### Problem statement
What you return must match the listing below exactly.

### Data in this exercise
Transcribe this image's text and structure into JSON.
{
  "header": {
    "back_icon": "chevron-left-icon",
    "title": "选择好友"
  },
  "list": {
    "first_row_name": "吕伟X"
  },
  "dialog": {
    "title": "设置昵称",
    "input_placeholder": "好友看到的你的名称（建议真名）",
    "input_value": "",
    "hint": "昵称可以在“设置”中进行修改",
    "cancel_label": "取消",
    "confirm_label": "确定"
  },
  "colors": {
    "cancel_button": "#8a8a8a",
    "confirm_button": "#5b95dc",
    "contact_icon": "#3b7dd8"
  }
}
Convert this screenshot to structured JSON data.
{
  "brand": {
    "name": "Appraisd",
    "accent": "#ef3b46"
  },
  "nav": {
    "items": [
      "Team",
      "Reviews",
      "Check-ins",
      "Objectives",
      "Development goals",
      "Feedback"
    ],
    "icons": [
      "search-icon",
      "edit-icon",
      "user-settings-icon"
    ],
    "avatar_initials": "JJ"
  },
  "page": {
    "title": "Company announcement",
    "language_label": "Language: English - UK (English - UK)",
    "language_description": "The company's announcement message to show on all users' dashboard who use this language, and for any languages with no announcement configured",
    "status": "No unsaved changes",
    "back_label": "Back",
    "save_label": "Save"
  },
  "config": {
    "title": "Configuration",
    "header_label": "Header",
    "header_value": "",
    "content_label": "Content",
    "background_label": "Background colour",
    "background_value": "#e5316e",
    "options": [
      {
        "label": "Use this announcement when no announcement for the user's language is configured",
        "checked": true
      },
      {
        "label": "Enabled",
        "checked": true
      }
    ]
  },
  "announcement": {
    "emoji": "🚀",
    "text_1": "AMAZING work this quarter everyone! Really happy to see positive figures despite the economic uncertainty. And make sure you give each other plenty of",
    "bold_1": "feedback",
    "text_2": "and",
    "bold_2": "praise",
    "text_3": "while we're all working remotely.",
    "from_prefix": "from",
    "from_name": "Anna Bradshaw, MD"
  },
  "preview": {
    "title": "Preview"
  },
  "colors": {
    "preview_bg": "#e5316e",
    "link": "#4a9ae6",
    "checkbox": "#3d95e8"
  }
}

### Answer space
Transcribe this image's text and structure into JSON.
{
  "header": {
    "back_icon": "chevron-left-icon",
    "title": "选择好友"
  },
  "list": {
    "first_row_name": "吕伟X"
  },
  "dialog": {
    "title": "设置昵称",
    "input_placeholder": "好友看到的你的名称（建议真名）",
    "input_value": "",
    "hint": "昵称可以在“设置”中进行修改",
    "cancel_label": "取消",
    "confirm_label": "确定"
  },
  "colors": {
    "cancel_button": "#8a8a8a",
    "confirm_button": "#5b95dc",
    "contact_icon": "#3b7dd8"
  }
}
Convert this screenshot to structured JSON data.
{
  "brand": {
    "name": "Appraisd",
    "accent": "#ef3b46"
  },
  "nav": {
    "items": [
      "Team",
      "Reviews",
      "Check-ins",
      "Objectives",
      "Development goals",
      "Feedback"
    ],
    "icons": [
      "search-icon",
      "edit-icon",
      "user-settings-icon"
    ],
    "avatar_initials": "JJ"
  },
  "page": {
    "title": "Company announcement",
    "language_label": "Language: English - UK (English - UK)",
    "language_description": "The company's announcement message to show on all users' dashboard who use this language, and for any languages with no announcement configured",
    "status": "No unsaved changes",
    "back_label": "Back",
    "save_label": "Save"
  },
  "config": {
    "title": "Configuration",
    "header_label": "Header",
    "header_value": "",
    "content_label": "Content",
    "background_label": "Background colour",
    "background_value": "#e5316e",
    "options": [
      {
        "label": "Use this announcement when no announcement for the user's language is configured",
        "checked": true
      },
      {
        "label": "Enabled",
        "checked": true
      }
    ]
  },
  "announcement": {
    "emoji": "🚀",
    "text_1": "AMAZING work this quarter everyone! Really happy to see positive figures despite the economic uncertainty. And make sure you give each other plenty of",
    "bold_1": "feedback",
    "text_2": "and",
    "bold_2": "praise",
    "text_3": "while we're all working remotely.",
    "from_prefix": "from",
    "from_name": "Anna Bradshaw, MD"
  },
  "preview": {
    "title": "Preview"
  },
  "colors": {
    "preview_bg": "#e5316e",
    "link": "#4a9ae6",
    "checkbox": "#3d95e8"
  }
}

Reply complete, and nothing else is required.